**Required work**
Give the number of lines in the entries that contain "Learn". State only the count.

[[ Data listing, beginning ]]

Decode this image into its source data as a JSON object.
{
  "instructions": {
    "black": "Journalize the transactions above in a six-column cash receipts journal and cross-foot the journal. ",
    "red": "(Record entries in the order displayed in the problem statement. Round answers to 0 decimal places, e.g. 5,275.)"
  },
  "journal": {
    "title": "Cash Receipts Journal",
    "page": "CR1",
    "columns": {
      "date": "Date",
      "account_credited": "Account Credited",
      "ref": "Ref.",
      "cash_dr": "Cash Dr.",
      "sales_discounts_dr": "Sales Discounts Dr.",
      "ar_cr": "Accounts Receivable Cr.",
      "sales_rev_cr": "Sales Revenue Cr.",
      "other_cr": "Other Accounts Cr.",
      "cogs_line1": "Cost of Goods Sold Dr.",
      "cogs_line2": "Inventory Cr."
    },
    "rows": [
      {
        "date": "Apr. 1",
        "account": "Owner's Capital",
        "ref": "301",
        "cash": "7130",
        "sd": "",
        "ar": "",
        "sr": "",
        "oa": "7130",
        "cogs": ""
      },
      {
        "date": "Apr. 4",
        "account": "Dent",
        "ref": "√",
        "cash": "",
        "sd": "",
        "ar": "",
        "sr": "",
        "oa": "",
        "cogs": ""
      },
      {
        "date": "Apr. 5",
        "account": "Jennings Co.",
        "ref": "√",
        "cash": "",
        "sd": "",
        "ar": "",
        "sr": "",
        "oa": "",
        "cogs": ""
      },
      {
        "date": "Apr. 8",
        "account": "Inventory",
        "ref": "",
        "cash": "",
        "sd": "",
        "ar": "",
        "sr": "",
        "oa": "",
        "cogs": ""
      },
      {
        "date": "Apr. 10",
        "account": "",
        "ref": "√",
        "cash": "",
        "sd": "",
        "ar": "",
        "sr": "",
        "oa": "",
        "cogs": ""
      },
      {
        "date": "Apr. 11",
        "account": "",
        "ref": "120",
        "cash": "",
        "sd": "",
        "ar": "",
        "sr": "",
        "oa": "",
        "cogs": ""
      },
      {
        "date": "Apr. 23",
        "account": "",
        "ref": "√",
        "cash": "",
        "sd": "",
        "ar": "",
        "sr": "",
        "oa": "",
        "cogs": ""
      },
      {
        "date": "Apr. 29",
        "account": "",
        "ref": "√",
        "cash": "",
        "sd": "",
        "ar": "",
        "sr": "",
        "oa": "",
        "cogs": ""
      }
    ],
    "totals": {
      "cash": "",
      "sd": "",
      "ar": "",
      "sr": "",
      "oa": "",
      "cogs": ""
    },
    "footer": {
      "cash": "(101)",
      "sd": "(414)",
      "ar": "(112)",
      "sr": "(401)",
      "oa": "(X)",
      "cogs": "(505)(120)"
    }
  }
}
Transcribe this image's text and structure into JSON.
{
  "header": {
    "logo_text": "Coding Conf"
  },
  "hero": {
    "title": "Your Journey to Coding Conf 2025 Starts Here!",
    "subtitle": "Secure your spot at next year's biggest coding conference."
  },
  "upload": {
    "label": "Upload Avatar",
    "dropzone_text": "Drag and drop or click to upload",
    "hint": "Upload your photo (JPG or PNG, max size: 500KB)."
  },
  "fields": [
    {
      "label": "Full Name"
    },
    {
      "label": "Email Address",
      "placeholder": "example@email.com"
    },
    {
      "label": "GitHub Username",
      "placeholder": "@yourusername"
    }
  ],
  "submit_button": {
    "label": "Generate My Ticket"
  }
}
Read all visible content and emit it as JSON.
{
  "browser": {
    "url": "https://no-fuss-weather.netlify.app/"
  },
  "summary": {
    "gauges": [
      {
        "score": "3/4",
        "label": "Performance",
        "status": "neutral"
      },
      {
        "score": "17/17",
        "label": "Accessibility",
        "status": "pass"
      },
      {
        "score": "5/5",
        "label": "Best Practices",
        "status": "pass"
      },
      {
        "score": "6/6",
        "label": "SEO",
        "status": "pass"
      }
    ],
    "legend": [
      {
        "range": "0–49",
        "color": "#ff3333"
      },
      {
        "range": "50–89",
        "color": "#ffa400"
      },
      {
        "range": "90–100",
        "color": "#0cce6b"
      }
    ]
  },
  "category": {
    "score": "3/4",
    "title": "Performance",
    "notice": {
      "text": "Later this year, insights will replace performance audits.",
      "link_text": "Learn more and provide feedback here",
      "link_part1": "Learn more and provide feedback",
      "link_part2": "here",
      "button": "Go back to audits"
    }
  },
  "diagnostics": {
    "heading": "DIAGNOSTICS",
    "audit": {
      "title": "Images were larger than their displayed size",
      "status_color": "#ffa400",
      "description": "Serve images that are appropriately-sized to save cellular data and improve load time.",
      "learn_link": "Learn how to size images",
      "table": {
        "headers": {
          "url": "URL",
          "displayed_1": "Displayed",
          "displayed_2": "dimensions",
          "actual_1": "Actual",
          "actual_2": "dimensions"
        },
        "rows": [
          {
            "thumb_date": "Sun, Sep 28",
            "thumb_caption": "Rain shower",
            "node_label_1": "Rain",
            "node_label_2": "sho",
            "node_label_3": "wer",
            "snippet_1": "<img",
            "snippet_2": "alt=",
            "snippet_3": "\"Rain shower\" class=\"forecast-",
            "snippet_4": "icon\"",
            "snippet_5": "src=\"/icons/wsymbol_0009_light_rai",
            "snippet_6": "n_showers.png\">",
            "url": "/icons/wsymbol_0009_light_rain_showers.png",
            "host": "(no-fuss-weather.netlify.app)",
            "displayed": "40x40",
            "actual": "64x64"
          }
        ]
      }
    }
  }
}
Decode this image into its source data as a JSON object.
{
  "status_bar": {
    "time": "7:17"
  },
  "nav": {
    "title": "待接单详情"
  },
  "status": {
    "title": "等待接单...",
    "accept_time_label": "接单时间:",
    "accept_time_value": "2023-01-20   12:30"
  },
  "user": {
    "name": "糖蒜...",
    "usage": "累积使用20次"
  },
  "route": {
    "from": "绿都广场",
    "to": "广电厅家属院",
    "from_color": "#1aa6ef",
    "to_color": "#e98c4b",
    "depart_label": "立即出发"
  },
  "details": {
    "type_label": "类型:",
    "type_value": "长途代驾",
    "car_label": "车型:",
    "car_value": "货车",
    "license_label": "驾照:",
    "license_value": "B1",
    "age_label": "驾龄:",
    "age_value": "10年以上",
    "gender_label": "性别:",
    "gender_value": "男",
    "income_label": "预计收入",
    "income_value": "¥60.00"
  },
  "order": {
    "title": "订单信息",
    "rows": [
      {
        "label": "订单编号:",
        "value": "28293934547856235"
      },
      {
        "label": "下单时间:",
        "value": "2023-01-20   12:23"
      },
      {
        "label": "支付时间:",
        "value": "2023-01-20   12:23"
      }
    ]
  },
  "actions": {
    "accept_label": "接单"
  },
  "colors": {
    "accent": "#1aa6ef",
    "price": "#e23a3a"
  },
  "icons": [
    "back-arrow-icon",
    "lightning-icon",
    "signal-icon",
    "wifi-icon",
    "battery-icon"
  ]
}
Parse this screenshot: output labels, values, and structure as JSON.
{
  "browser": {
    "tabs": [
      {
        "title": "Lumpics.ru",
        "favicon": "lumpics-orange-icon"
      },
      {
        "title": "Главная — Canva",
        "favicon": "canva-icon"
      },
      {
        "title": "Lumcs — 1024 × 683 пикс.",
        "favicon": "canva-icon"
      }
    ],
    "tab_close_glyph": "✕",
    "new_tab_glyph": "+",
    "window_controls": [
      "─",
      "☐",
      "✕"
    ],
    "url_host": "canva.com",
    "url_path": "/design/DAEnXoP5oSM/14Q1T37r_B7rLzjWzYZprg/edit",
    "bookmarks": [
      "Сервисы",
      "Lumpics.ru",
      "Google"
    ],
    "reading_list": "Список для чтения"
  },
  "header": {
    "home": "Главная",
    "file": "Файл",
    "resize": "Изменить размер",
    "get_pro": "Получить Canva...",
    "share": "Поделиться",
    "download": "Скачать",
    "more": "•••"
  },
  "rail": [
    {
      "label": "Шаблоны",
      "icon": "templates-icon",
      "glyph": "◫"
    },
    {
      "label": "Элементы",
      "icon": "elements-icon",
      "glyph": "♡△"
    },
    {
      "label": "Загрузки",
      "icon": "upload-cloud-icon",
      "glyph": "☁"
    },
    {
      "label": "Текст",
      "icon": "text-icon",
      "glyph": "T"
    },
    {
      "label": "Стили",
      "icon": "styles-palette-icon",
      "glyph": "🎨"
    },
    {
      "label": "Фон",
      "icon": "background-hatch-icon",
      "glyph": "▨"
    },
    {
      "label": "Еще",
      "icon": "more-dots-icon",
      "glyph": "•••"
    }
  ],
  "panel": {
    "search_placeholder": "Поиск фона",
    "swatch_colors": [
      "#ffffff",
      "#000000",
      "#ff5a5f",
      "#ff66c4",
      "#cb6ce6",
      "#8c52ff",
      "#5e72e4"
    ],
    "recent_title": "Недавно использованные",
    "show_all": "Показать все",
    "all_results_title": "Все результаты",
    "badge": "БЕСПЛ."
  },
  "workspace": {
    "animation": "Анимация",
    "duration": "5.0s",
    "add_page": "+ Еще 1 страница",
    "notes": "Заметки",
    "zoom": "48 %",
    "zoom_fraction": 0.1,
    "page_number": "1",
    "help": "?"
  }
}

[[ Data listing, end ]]

**Your response**
3